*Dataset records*
########

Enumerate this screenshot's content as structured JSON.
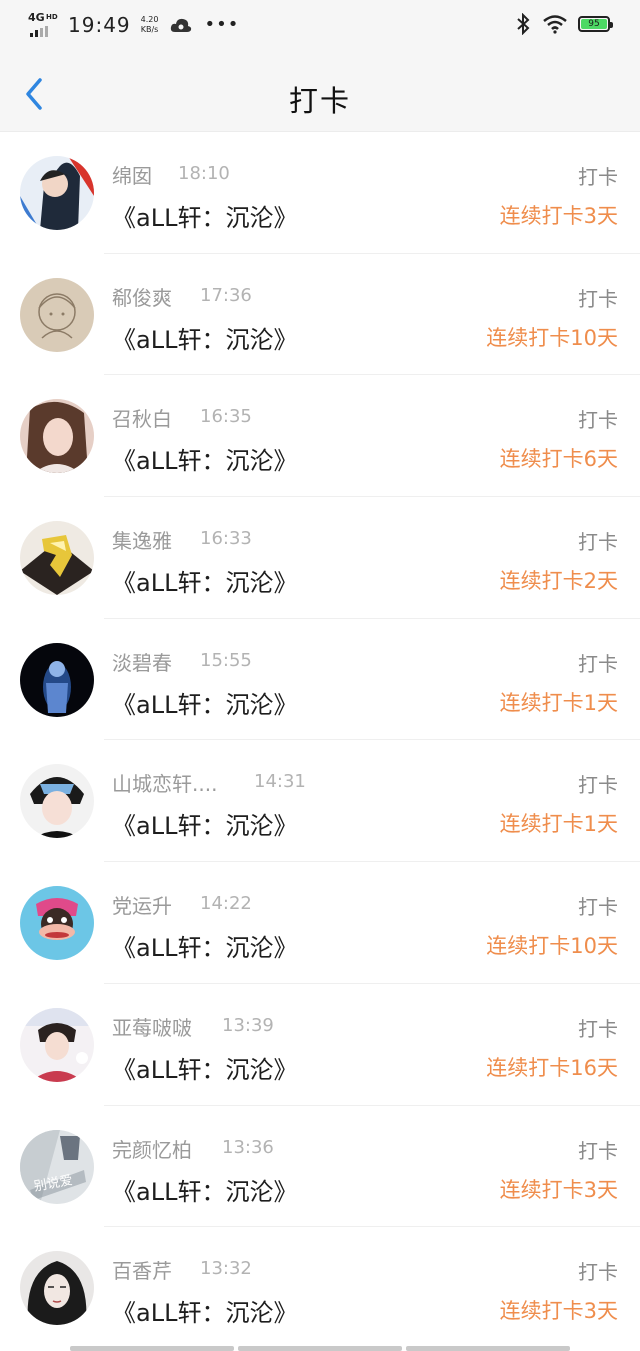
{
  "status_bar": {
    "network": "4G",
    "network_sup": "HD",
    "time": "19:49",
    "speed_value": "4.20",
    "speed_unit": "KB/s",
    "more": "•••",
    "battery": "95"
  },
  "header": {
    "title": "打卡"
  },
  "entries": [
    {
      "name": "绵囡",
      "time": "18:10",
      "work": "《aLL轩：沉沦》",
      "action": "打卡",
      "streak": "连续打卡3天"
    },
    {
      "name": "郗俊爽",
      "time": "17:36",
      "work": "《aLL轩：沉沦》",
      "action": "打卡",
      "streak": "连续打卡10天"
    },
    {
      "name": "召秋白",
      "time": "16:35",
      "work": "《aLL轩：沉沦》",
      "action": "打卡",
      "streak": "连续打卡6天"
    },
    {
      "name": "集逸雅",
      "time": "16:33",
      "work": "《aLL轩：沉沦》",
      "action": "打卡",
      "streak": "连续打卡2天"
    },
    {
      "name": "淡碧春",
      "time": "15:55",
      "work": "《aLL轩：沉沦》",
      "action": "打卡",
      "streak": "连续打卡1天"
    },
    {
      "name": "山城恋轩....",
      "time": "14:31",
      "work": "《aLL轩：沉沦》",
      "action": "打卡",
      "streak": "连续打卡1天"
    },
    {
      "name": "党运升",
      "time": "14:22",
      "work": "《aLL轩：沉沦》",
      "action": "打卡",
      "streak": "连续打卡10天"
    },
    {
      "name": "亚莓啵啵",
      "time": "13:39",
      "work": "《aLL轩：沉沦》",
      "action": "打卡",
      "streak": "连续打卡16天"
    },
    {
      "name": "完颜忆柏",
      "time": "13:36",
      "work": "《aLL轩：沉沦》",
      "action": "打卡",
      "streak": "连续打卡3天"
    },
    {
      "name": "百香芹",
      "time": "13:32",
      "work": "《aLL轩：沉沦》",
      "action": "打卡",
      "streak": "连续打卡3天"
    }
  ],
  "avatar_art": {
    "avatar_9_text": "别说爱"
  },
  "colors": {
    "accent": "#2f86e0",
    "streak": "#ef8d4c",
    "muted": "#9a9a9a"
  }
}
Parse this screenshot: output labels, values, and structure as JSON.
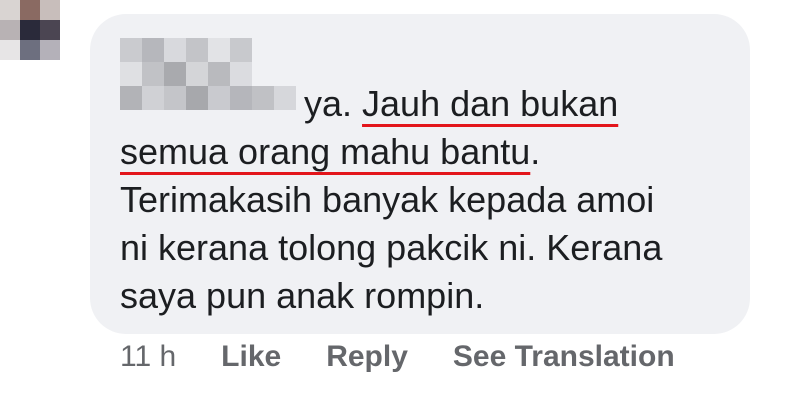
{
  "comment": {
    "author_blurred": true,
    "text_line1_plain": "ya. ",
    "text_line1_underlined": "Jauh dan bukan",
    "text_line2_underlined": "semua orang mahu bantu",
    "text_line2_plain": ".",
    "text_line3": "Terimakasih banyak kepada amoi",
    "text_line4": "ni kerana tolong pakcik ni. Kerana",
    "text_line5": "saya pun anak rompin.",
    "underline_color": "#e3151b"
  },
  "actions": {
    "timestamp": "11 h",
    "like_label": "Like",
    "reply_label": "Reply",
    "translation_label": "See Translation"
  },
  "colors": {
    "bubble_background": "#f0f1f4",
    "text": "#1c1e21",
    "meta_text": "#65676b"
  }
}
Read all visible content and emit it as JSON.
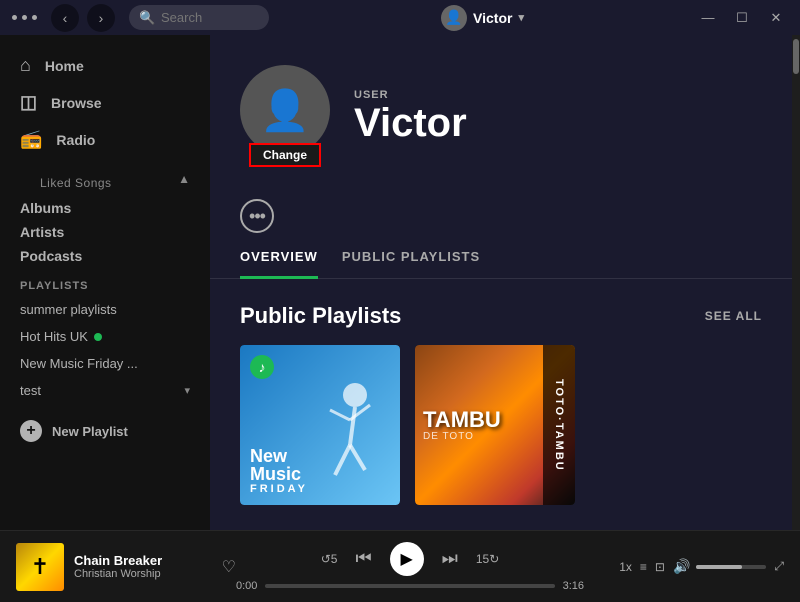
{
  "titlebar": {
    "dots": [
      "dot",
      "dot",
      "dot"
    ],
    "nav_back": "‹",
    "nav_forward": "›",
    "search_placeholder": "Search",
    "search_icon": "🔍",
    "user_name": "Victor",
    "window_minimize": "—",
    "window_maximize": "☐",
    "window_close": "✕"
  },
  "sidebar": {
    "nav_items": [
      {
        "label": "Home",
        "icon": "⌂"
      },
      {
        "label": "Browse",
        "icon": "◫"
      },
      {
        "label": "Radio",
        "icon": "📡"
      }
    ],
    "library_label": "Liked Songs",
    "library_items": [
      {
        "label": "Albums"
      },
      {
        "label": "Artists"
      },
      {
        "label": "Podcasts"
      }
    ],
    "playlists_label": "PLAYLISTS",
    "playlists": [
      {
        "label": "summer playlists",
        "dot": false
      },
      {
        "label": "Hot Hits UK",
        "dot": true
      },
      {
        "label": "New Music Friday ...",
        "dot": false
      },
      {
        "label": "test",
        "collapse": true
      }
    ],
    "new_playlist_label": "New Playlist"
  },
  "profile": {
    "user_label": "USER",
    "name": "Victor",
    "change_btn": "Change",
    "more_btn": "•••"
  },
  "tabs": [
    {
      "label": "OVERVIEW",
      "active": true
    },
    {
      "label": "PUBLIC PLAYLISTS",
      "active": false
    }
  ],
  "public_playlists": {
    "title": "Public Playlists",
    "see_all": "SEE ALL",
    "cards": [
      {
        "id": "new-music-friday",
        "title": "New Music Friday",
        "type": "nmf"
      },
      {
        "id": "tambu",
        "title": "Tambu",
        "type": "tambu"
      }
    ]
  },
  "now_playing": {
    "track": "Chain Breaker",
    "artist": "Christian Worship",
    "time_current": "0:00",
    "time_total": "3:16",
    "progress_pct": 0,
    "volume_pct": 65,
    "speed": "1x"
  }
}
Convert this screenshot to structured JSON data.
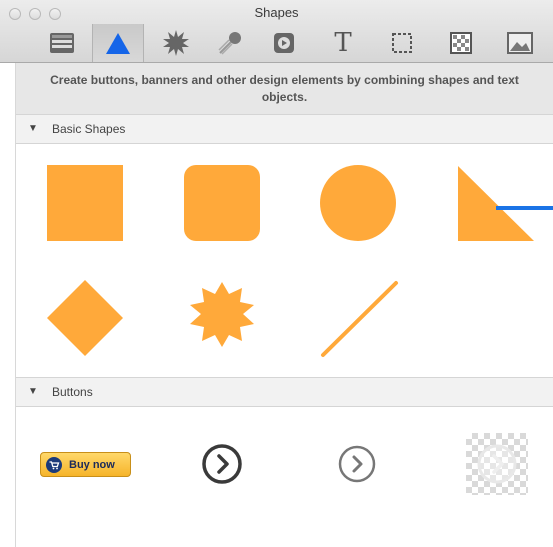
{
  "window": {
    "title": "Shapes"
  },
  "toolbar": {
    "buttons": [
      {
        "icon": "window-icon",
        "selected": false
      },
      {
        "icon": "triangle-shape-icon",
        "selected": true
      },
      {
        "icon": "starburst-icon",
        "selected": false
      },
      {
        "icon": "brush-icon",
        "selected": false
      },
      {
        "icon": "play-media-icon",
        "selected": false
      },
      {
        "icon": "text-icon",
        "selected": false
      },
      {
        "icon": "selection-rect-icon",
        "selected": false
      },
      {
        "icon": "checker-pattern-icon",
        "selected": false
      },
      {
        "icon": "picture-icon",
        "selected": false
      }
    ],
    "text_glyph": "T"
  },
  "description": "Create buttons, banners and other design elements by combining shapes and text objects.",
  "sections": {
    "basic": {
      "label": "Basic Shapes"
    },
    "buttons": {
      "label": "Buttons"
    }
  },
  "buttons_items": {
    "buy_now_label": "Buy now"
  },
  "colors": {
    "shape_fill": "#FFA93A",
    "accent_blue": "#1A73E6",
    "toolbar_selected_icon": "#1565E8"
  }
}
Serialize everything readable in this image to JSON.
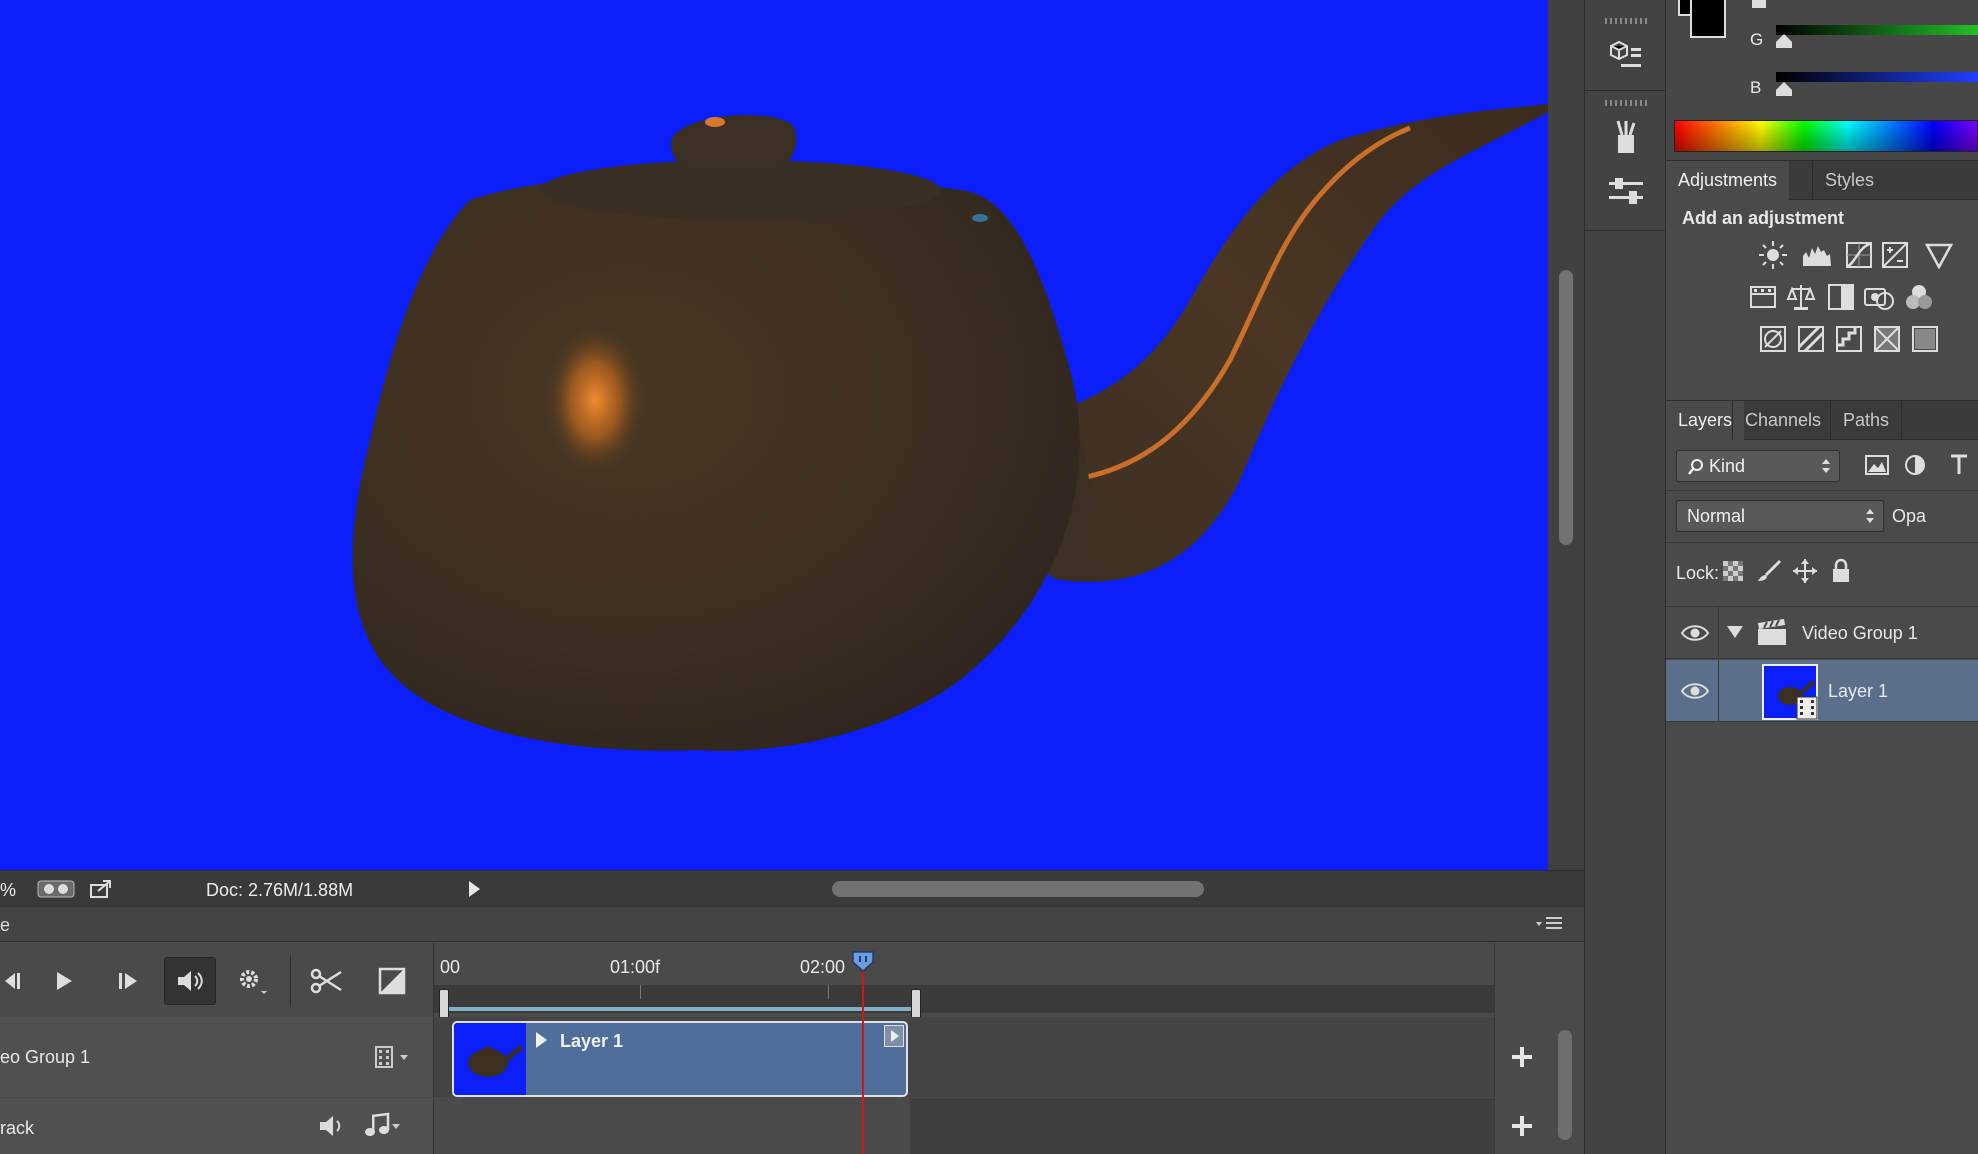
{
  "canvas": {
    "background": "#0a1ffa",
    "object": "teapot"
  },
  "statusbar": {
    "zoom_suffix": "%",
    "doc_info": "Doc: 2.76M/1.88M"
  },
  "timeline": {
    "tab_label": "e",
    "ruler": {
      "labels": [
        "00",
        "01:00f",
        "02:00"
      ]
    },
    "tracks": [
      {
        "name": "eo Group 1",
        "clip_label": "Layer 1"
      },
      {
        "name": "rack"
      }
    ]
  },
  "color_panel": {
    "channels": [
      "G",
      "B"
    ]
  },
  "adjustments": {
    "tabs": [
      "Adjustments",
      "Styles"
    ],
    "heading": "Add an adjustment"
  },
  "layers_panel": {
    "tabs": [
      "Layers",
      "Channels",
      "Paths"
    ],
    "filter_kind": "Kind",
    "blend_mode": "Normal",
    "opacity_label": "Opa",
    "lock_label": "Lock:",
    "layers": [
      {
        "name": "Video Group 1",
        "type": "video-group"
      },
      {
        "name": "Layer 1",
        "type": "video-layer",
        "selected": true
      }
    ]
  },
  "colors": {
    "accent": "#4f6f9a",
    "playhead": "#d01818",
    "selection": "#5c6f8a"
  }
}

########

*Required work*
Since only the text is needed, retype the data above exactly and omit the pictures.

*The answer*
Enumerate this screenshot's content as structured JSON.
{
  "status_bar": {
    "network": "4G",
    "network_sup": "HD",
    "time": "19:49",
    "speed_value": "4.20",
    "speed_unit": "KB/s",
    "more": "•••",
    "battery": "95"
  },
  "header": {
    "title": "打卡"
  },
  "entries": [
    {
      "name": "绵囡",
      "time": "18:10",
      "work": "《aLL轩：沉沦》",
      "action": "打卡",
      "streak": "连续打卡3天"
    },
    {
      "name": "郗俊爽",
      "time": "17:36",
      "work": "《aLL轩：沉沦》",
      "action": "打卡",
      "streak": "连续打卡10天"
    },
    {
      "name": "召秋白",
      "time": "16:35",
      "work": "《aLL轩：沉沦》",
      "action": "打卡",
      "streak": "连续打卡6天"
    },
    {
      "name": "集逸雅",
      "time": "16:33",
      "work": "《aLL轩：沉沦》",
      "action": "打卡",
      "streak": "连续打卡2天"
    },
    {
      "name": "淡碧春",
      "time": "15:55",
      "work": "《aLL轩：沉沦》",
      "action": "打卡",
      "streak": "连续打卡1天"
    },
    {
      "name": "山城恋轩....",
      "time": "14:31",
      "work": "《aLL轩：沉沦》",
      "action": "打卡",
      "streak": "连续打卡1天"
    },
    {
      "name": "党运升",
      "time": "14:22",
      "work": "《aLL轩：沉沦》",
      "action": "打卡",
      "streak": "连续打卡10天"
    },
    {
      "name": "亚莓啵啵",
      "time": "13:39",
      "work": "《aLL轩：沉沦》",
      "action": "打卡",
      "streak": "连续打卡16天"
    },
    {
      "name": "完颜忆柏",
      "time": "13:36",
      "work": "《aLL轩：沉沦》",
      "action": "打卡",
      "streak": "连续打卡3天"
    },
    {
      "name": "百香芹",
      "time": "13:32",
      "work": "《aLL轩：沉沦》",
      "action": "打卡",
      "streak": "连续打卡3天"
    }
  ],
  "avatar_art": {
    "avatar_9_text": "别说爱"
  },
  "colors": {
    "accent": "#2f86e0",
    "streak": "#ef8d4c",
    "muted": "#9a9a9a"
  }
}
Parse this screenshot: output labels, values, and structure as JSON.
{
  "comment": {
    "author_blurred": true,
    "text_line1_plain": "ya. ",
    "text_line1_underlined": "Jauh dan bukan",
    "text_line2_underlined": "semua orang mahu bantu",
    "text_line2_plain": ".",
    "text_line3": "Terimakasih banyak kepada amoi",
    "text_line4": "ni kerana tolong pakcik ni. Kerana",
    "text_line5": "saya pun anak rompin.",
    "underline_color": "#e3151b"
  },
  "actions": {
    "timestamp": "11 h",
    "like_label": "Like",
    "reply_label": "Reply",
    "translation_label": "See Translation"
  },
  "colors": {
    "bubble_background": "#f0f1f4",
    "text": "#1c1e21",
    "meta_text": "#65676b"
  }
}
Read all visible content and emit it as JSON.
{
  "titlebar": {
    "dots": [
      "dot",
      "dot",
      "dot"
    ],
    "nav_back": "‹",
    "nav_forward": "›",
    "search_placeholder": "Search",
    "search_icon": "🔍",
    "user_name": "Victor",
    "window_minimize": "—",
    "window_maximize": "☐",
    "window_close": "✕"
  },
  "sidebar": {
    "nav_items": [
      {
        "label": "Home",
        "icon": "⌂"
      },
      {
        "label": "Browse",
        "icon": "◫"
      },
      {
        "label": "Radio",
        "icon": "📡"
      }
    ],
    "library_label": "Liked Songs",
    "library_items": [
      {
        "label": "Albums"
      },
      {
        "label": "Artists"
      },
      {
        "label": "Podcasts"
      }
    ],
    "playlists_label": "PLAYLISTS",
    "playlists": [
      {
        "label": "summer playlists",
        "dot": false
      },
      {
        "label": "Hot Hits UK",
        "dot": true
      },
      {
        "label": "New Music Friday ...",
        "dot": false
      },
      {
        "label": "test",
        "collapse": true
      }
    ],
    "new_playlist_label": "New Playlist"
  },
  "profile": {
    "user_label": "USER",
    "name": "Victor",
    "change_btn": "Change",
    "more_btn": "•••"
  },
  "tabs": [
    {
      "label": "OVERVIEW",
      "active": true
    },
    {
      "label": "PUBLIC PLAYLISTS",
      "active": false
    }
  ],
  "public_playlists": {
    "title": "Public Playlists",
    "see_all": "SEE ALL",
    "cards": [
      {
        "id": "new-music-friday",
        "title": "New Music Friday",
        "type": "nmf"
      },
      {
        "id": "tambu",
        "title": "Tambu",
        "type": "tambu"
      }
    ]
  },
  "now_playing": {
    "track": "Chain Breaker",
    "artist": "Christian Worship",
    "time_current": "0:00",
    "time_total": "3:16",
    "progress_pct": 0,
    "volume_pct": 65,
    "speed": "1x"
  }
}
Convert this screenshot to structured JSON data.
{
  "window": {
    "title": "Shapes"
  },
  "toolbar": {
    "buttons": [
      {
        "icon": "window-icon",
        "selected": false
      },
      {
        "icon": "triangle-shape-icon",
        "selected": true
      },
      {
        "icon": "starburst-icon",
        "selected": false
      },
      {
        "icon": "brush-icon",
        "selected": false
      },
      {
        "icon": "play-media-icon",
        "selected": false
      },
      {
        "icon": "text-icon",
        "selected": false
      },
      {
        "icon": "selection-rect-icon",
        "selected": false
      },
      {
        "icon": "checker-pattern-icon",
        "selected": false
      },
      {
        "icon": "picture-icon",
        "selected": false
      }
    ],
    "text_glyph": "T"
  },
  "description": "Create buttons, banners and other design elements by combining shapes and text objects.",
  "sections": {
    "basic": {
      "label": "Basic Shapes"
    },
    "buttons": {
      "label": "Buttons"
    }
  },
  "buttons_items": {
    "buy_now_label": "Buy now"
  },
  "colors": {
    "shape_fill": "#FFA93A",
    "accent_blue": "#1A73E6",
    "toolbar_selected_icon": "#1565E8"
  }
}
Serialize everything readable in this image to JSON.
{
  "canvas": {
    "background": "#0a1ffa",
    "object": "teapot"
  },
  "statusbar": {
    "zoom_suffix": "%",
    "doc_info": "Doc: 2.76M/1.88M"
  },
  "timeline": {
    "tab_label": "e",
    "ruler": {
      "labels": [
        "00",
        "01:00f",
        "02:00"
      ]
    },
    "tracks": [
      {
        "name": "eo Group 1",
        "clip_label": "Layer 1"
      },
      {
        "name": "rack"
      }
    ]
  },
  "color_panel": {
    "channels": [
      "G",
      "B"
    ]
  },
  "adjustments": {
    "tabs": [
      "Adjustments",
      "Styles"
    ],
    "heading": "Add an adjustment"
  },
  "layers_panel": {
    "tabs": [
      "Layers",
      "Channels",
      "Paths"
    ],
    "filter_kind": "Kind",
    "blend_mode": "Normal",
    "opacity_label": "Opa",
    "lock_label": "Lock:",
    "layers": [
      {
        "name": "Video Group 1",
        "type": "video-group"
      },
      {
        "name": "Layer 1",
        "type": "video-layer",
        "selected": true
      }
    ]
  },
  "colors": {
    "accent": "#4f6f9a",
    "playhead": "#d01818",
    "selection": "#5c6f8a"
  }
}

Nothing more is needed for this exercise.